Hardly anywhere else in the country can undergraduates get this kind of exposure to cutting edge, practical research into major political events. Students involved in the Rose Institute’s research opportunities “have contributed significantly to the Institute’s survey research programs, providing high-quality interviewing services, assisting in data presentation, and often playing key roles in analysis. Today, all Rose Institute students are trained in GIS, survey research, fiscal analysis, and legal and regulatory analysis.” For anyone wanting to pursue a career in politics or in government, these are certainly skills that will get a foot in the door.

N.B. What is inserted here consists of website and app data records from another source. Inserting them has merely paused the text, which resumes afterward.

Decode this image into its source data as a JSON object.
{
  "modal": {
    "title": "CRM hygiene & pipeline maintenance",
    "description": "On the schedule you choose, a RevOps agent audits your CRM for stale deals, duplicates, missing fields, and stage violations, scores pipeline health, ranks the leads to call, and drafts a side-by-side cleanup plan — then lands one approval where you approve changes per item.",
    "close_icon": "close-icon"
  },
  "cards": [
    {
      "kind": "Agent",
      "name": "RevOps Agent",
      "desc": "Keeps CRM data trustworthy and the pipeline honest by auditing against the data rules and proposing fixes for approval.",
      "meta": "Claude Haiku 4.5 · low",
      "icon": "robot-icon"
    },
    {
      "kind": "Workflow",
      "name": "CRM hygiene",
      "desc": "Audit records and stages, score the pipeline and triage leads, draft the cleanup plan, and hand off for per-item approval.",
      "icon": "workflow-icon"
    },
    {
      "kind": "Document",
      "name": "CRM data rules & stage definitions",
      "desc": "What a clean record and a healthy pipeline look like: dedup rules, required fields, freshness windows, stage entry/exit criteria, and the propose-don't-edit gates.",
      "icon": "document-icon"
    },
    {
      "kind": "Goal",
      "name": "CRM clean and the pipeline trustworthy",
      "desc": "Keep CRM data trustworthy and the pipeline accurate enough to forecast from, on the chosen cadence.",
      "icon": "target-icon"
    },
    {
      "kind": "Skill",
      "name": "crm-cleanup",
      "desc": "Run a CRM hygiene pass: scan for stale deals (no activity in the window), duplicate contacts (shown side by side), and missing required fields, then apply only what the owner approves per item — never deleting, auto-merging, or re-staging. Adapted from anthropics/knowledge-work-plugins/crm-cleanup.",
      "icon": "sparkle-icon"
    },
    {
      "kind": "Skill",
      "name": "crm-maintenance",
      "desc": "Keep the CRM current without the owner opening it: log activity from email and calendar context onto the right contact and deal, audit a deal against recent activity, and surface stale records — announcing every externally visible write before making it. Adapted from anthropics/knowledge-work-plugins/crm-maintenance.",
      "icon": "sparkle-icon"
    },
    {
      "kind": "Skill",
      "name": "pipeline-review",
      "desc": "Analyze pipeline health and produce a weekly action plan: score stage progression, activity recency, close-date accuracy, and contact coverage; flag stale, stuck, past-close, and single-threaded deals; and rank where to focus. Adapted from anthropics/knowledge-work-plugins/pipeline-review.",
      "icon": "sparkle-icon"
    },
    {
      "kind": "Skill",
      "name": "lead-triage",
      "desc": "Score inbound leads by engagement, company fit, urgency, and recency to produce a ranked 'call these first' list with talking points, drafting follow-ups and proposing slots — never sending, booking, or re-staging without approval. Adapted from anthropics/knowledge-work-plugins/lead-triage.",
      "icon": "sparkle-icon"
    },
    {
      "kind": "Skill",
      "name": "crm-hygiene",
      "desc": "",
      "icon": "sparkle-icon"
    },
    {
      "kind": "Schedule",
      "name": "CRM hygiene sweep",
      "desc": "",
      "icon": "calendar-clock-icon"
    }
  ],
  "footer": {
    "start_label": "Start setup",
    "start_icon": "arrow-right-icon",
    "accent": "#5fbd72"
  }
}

The Rose Center conducts a huge number of research efforts, including a joint venture between the Rose Institute and CMC’s Lowe Institute for Political Economy called the Inland Empire Center. The Inland Empire is a metro region east of LA that has, despite being the country’s 14th largest metro area, been subject to shockingly few political and economic analyses. The Inland Empire Center, established in 2010, seeks to change that. Through another of its research efforts, the Miller-Rose Initiative Database, the Rose Center shifts focus away from California and onto the country as a whole. “Originally developed by Dr. Ken Miller of Claremont McKenna College and student researchers as the empirical basis for Dr. Miller’s book Direct Democracy and the Courts,” the college explains, the Initiative Database tracks every ballot initiative in the country, from 1904 to 2013, and also tracks post-election challenges to voter passed initiatives. It has served as an invaluable resource for political science researchers nationwide and is indicative of the valuable and lasting research opportunities available to CMC students.